One startup believes that gamification is the secret to making trivia games resonate with app users, especially those who are seeking some cash stakes and prizes. Think poker, Jeopardy! and perhaps taking the SAT rolled into a smartphone app — where category expertise are put to the test through ad-based or skill-based gaming.
TriviaSpar is a new gaming platform that’s part of International Knowledge League. IKL helps players and advertisers cash in on the gaming craze. How? Players weaponize their knowledge to rack up points and exchange them for gift cards, merchandise and compete for trips to the MTV Awards and Super Bowl. Advertisers, on the other hand, gain insights on their digital campaigns, and also get the chance to target users who may be interested in their products.
There's room for experimentation in an online gaming industry that generated nearly $20 billion last year. But it can be easy to get lost in a litany of info-based apps. In other words, there are plenty of mobile games where people can put their knowledge to the test just for the fun of it. So what if prizes, jackpots and even some cash stakes were included? Would that boost user engagement?
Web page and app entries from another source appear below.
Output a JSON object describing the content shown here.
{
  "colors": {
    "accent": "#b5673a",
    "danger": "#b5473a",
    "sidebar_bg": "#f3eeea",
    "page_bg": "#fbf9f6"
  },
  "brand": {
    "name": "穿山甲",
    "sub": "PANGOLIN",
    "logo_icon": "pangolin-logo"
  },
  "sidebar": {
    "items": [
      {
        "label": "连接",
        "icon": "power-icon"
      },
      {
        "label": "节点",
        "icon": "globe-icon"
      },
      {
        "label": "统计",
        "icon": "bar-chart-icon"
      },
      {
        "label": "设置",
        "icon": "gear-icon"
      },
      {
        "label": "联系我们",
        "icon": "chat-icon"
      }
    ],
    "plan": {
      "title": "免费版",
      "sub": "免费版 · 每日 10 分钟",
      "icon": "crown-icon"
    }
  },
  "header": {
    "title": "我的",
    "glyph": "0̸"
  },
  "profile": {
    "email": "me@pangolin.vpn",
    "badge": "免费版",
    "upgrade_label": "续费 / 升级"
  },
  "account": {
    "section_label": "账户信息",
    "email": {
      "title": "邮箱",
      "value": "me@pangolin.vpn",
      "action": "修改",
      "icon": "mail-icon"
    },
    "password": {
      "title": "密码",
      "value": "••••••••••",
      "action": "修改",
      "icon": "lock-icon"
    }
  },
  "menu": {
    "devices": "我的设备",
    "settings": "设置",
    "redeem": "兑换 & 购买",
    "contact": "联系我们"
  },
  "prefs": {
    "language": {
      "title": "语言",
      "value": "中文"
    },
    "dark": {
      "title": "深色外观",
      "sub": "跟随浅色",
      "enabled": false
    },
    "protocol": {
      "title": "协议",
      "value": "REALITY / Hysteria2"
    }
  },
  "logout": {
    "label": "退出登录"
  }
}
There are 5 million questions in TriviaSpar consisting of all kinds of topics — from movies, cars, history, you name it. So there's room for anyone to showcase their domain expertise. One approach is for users to watch video ads and answer questions about what they've learned. As an incentive, they get paid cash or points for proving they've paid attention. Advertisers gain insights into their campaign, and they also get to reach an audience that's potentially interested in their vertical.
The second method is a skills-based game where players use their knowledge in a winner-take-all tournament — ala poker tournament meets Jeopardy!. Users pay an entry fee of 25 cents to $20 to square off against other category experts around the world. The last person remaining wins the entire pot.
The skills-based tournament is a way to identify a top expert on, say, cars or movies — information that could also be valuable to advertisers because they can consult the winner on how to optimize their content, product or marketing campaign. The skills-based model is launching across 45 states in America, and is being introduced in Great Britain and Australia.
If the concept takes off, you could see trivia tournaments in school districts and campuses around the world. Think Harvard versus Oxford. Or how about teachers versus top students at your local library. People love competition but not everyone can play basketball or dodgeball. Sports is necessarily constrained by local games at neighborhood parks. However, mobile apps enable the gamification of learning excellence across borders.
TriviaSpar uses blockchain technology to track questions and responses. That means there's a secure record from which organizers can refer to if players dispute the process or outcomes. The game is available on the App Store and Google Play.